> [WHAT NEEDS TO BE DONE]
Among the lines of the records below, copy those that hold the word "price".

[[ AVAILABLE DATA open ]]

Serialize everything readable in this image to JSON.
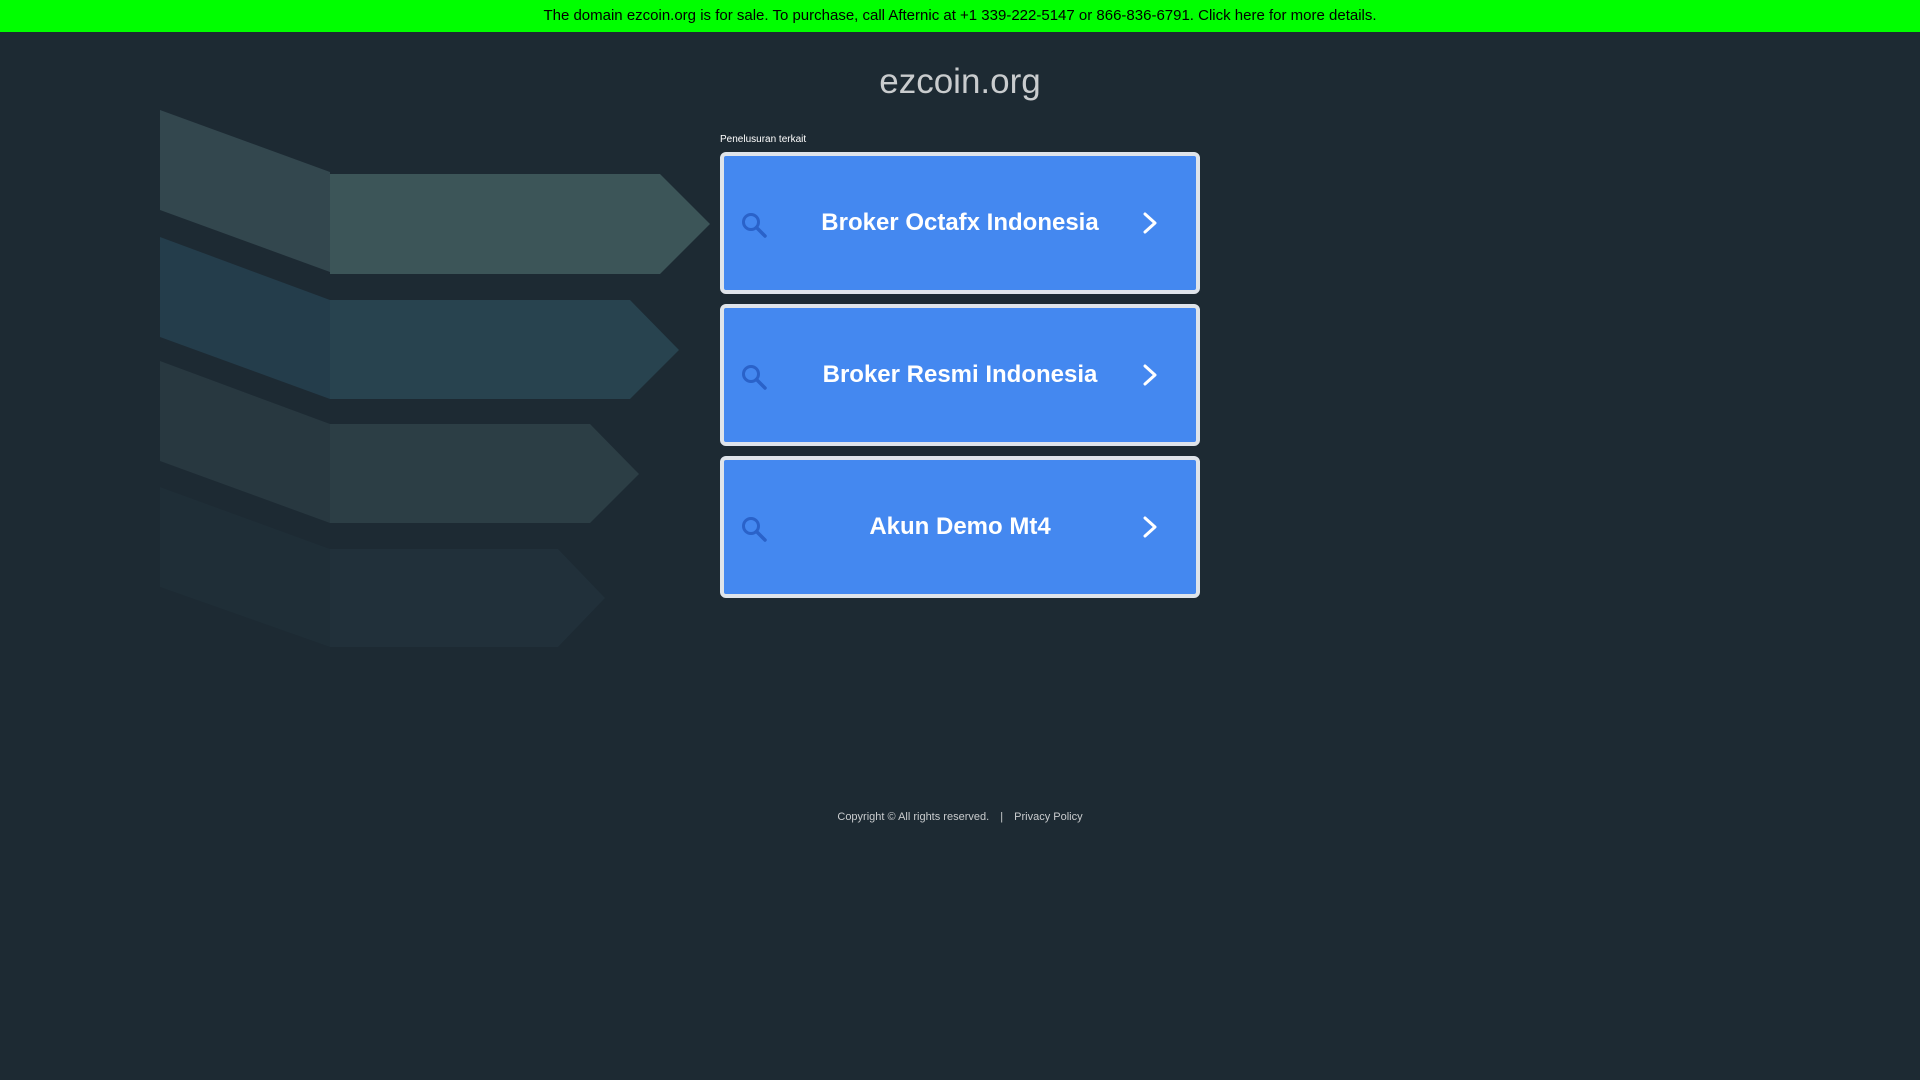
{
  "banner": {
    "text": "The domain ezcoin.org is for sale. To purchase, call Afternic at +1 339-222-5147 or 866-836-6791. Click here for more details.",
    "background_color": "#00ff00"
  },
  "site": {
    "title": "ezcoin.org"
  },
  "related": {
    "label": "Penelusuran terkait",
    "items": [
      {
        "label": "Broker Octafx Indonesia",
        "icon": "search-icon",
        "action_icon": "chevron-right-icon"
      },
      {
        "label": "Broker Resmi Indonesia",
        "icon": "search-icon",
        "action_icon": "chevron-right-icon"
      },
      {
        "label": "Akun Demo Mt4",
        "icon": "search-icon",
        "action_icon": "chevron-right-icon"
      }
    ],
    "button_color": "#4488f0"
  },
  "footer": {
    "copyright": "Copyright © All rights reserved.",
    "separator": "|",
    "privacy_label": "Privacy Policy"
  },
  "colors": {
    "page_background": "#1d2a33",
    "decor_row_1": "#3b5457",
    "decor_row_2": "#27434f",
    "decor_row_3": "#2c3d44",
    "decor_row_4": "#21303a"
  }
}
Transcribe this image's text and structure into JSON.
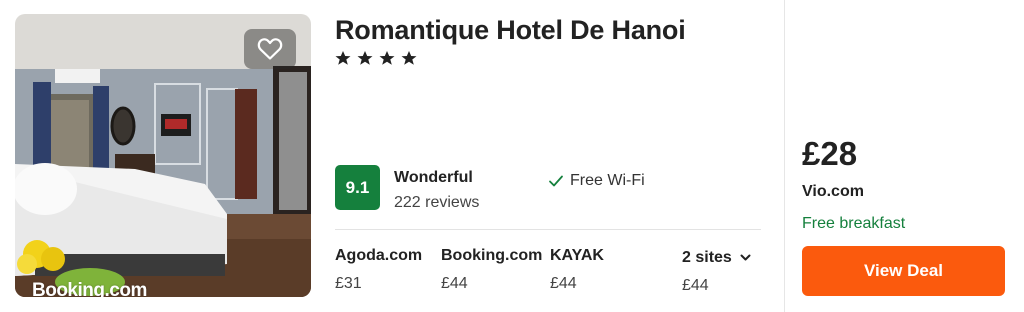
{
  "hotel": {
    "name": "Romantique Hotel De Hanoi",
    "stars": 4,
    "image_watermark": "Booking.com",
    "favorite_icon": "heart-outline-icon"
  },
  "rating": {
    "score": "9.1",
    "label": "Wonderful",
    "reviews": "222 reviews",
    "badge_color": "#15803d"
  },
  "amenities": [
    {
      "icon": "check-icon",
      "label": "Free Wi-Fi"
    }
  ],
  "sites": [
    {
      "name": "Agoda.com",
      "price": "£31"
    },
    {
      "name": "Booking.com",
      "price": "£44"
    },
    {
      "name": "KAYAK",
      "price": "£44"
    }
  ],
  "more_sites": {
    "label": "2 sites",
    "price": "£44",
    "icon": "chevron-down-icon"
  },
  "deal": {
    "price": "£28",
    "site": "Vio.com",
    "extra": "Free breakfast",
    "extra_color": "#15803d",
    "button_label": "View Deal",
    "button_color": "#fb5a0d"
  }
}
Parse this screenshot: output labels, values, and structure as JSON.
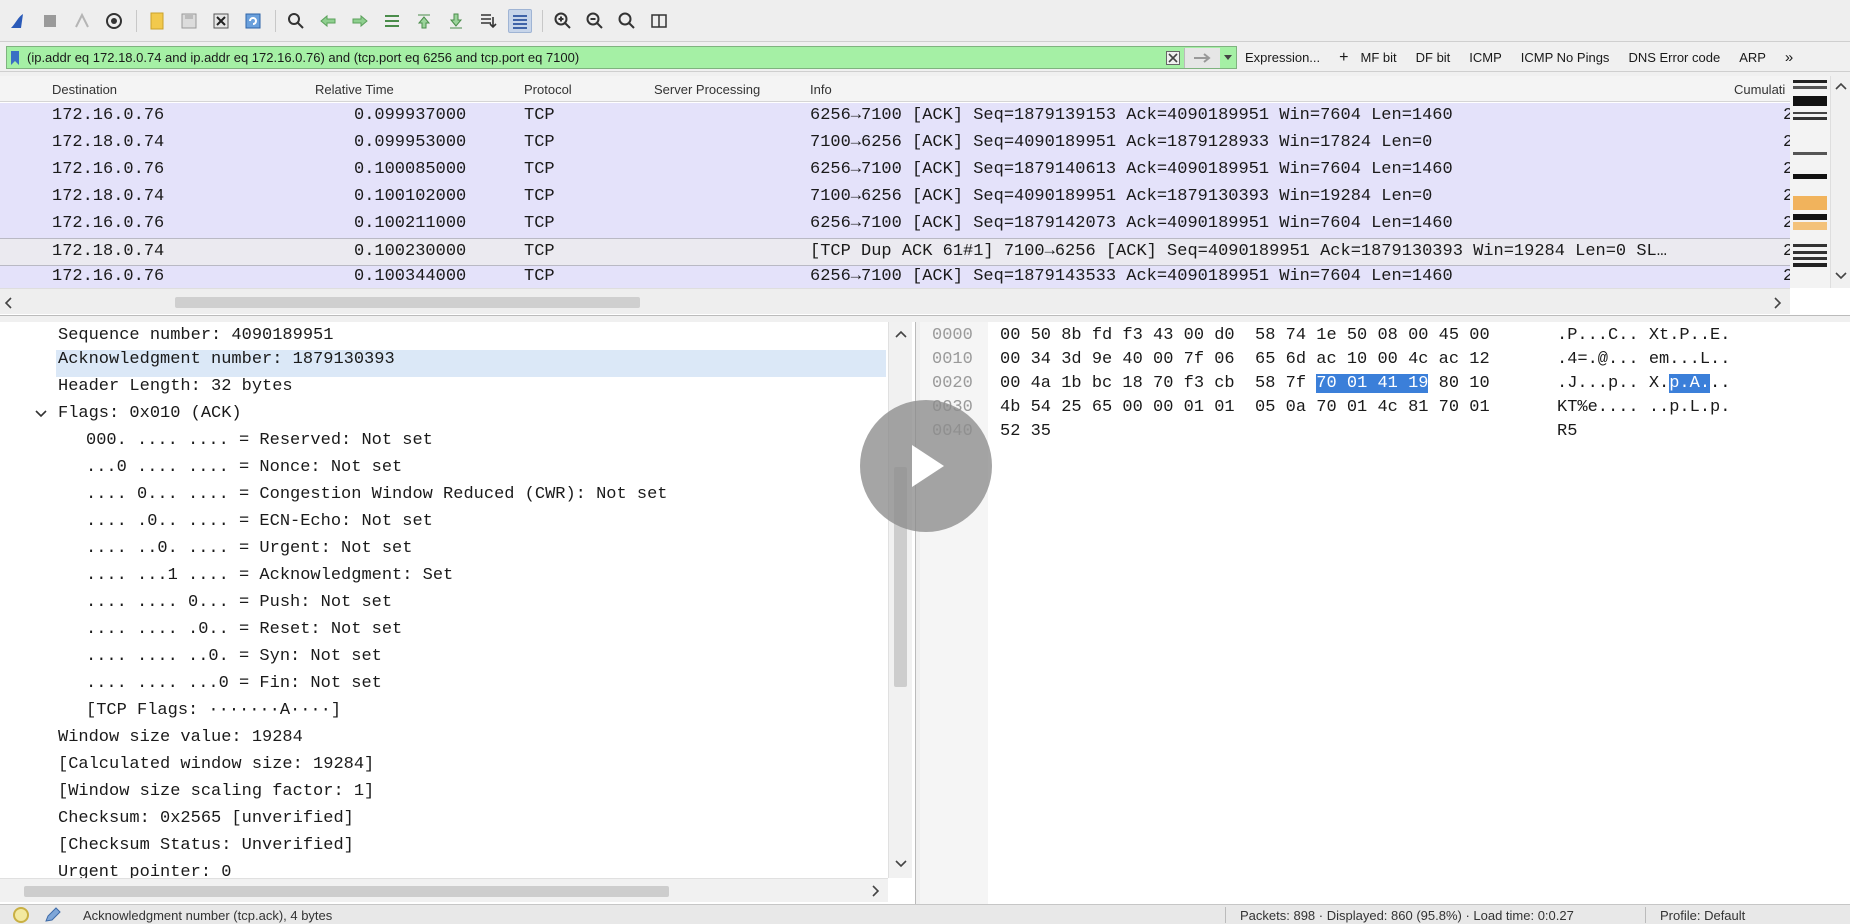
{
  "filter": {
    "value": "(ip.addr eq 172.18.0.74 and ip.addr eq 172.16.0.76) and (tcp.port eq 6256 and tcp.port eq 7100)",
    "expression_label": "Expression...",
    "plus_label": "+",
    "buttons": [
      "MF bit",
      "DF bit",
      "ICMP",
      "ICMP No Pings",
      "DNS Error code",
      "ARP"
    ],
    "more_label": "»"
  },
  "packet_list": {
    "columns": {
      "destination": "Destination",
      "relative_time": "Relative Time",
      "protocol": "Protocol",
      "server_processing": "Server Processing",
      "info": "Info",
      "cumulative": "Cumulati"
    },
    "rows": [
      {
        "dst": "172.16.0.76",
        "time": "0.099937000",
        "proto": "TCP",
        "info": "6256→7100 [ACK] Seq=1879139153 Ack=4090189951 Win=7604 Len=1460",
        "cum": "2"
      },
      {
        "dst": "172.18.0.74",
        "time": "0.099953000",
        "proto": "TCP",
        "info": "7100→6256 [ACK] Seq=4090189951 Ack=1879128933 Win=17824 Len=0",
        "cum": "2"
      },
      {
        "dst": "172.16.0.76",
        "time": "0.100085000",
        "proto": "TCP",
        "info": "6256→7100 [ACK] Seq=1879140613 Ack=4090189951 Win=7604 Len=1460",
        "cum": "2"
      },
      {
        "dst": "172.18.0.74",
        "time": "0.100102000",
        "proto": "TCP",
        "info": "7100→6256 [ACK] Seq=4090189951 Ack=1879130393 Win=19284 Len=0",
        "cum": "2"
      },
      {
        "dst": "172.16.0.76",
        "time": "0.100211000",
        "proto": "TCP",
        "info": "6256→7100 [ACK] Seq=1879142073 Ack=4090189951 Win=7604 Len=1460",
        "cum": "2"
      },
      {
        "dst": "172.18.0.74",
        "time": "0.100230000",
        "proto": "TCP",
        "info": "[TCP Dup ACK 61#1] 7100→6256 [ACK] Seq=4090189951 Ack=1879130393 Win=19284 Len=0 SL…",
        "cum": "2"
      },
      {
        "dst": "172.16.0.76",
        "time": "0.100344000",
        "proto": "TCP",
        "info": "6256→7100 [ACK] Seq=1879143533 Ack=4090189951 Win=7604 Len=1460",
        "cum": "2"
      }
    ]
  },
  "details": {
    "lines": [
      "Sequence number: 4090189951",
      "Acknowledgment number: 1879130393",
      "Header Length: 32 bytes",
      "Flags: 0x010 (ACK)",
      "000. .... .... = Reserved: Not set",
      "...0 .... .... = Nonce: Not set",
      ".... 0... .... = Congestion Window Reduced (CWR): Not set",
      ".... .0.. .... = ECN-Echo: Not set",
      ".... ..0. .... = Urgent: Not set",
      ".... ...1 .... = Acknowledgment: Set",
      ".... .... 0... = Push: Not set",
      ".... .... .0.. = Reset: Not set",
      ".... .... ..0. = Syn: Not set",
      ".... .... ...0 = Fin: Not set",
      "[TCP Flags: ·······A····]",
      "Window size value: 19284",
      "[Calculated window size: 19284]",
      "[Window size scaling factor: 1]",
      "Checksum: 0x2565 [unverified]",
      "[Checksum Status: Unverified]",
      "Urgent pointer: 0"
    ]
  },
  "bytes": {
    "rows": [
      {
        "offset": "0000",
        "hex": "00 50 8b fd f3 43 00 d0  58 74 1e 50 08 00 45 00",
        "ascii": ".P...C.. Xt.P..E."
      },
      {
        "offset": "0010",
        "hex": "00 34 3d 9e 40 00 7f 06  65 6d ac 10 00 4c ac 12",
        "ascii": ".4=.@... em...L.."
      },
      {
        "offset": "0020",
        "hex_pre": "00 4a 1b bc 18 70 f3 cb  58 7f ",
        "hex_hl": "70 01 41 19",
        "hex_post": " 80 10",
        "ascii_pre": ".J...p.. X.",
        "ascii_hl": "p.A.",
        "ascii_post": ".."
      },
      {
        "offset": "0030",
        "hex": "4b 54 25 65 00 00 01 01  05 0a 70 01 4c 81 70 01",
        "ascii": "KT%e.... ..p.L.p."
      },
      {
        "offset": "0040",
        "hex": "52 35",
        "ascii": "R5"
      }
    ]
  },
  "status": {
    "field_info": "Acknowledgment number (tcp.ack), 4 bytes",
    "packets": "Packets: 898 · Displayed: 860 (95.8%) · Load time: 0:0.27",
    "profile": "Profile: Default"
  },
  "colors": {
    "filter_valid": "#a5f0a5",
    "row_tcp": "#e4e2fa",
    "byte_highlight": "#3b7fd9"
  }
}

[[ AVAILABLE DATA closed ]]

> [REPLY]
      "price": "£31"
      "price": "£44"
      "price": "£44"
    "price": "£44",
    "price": "£28",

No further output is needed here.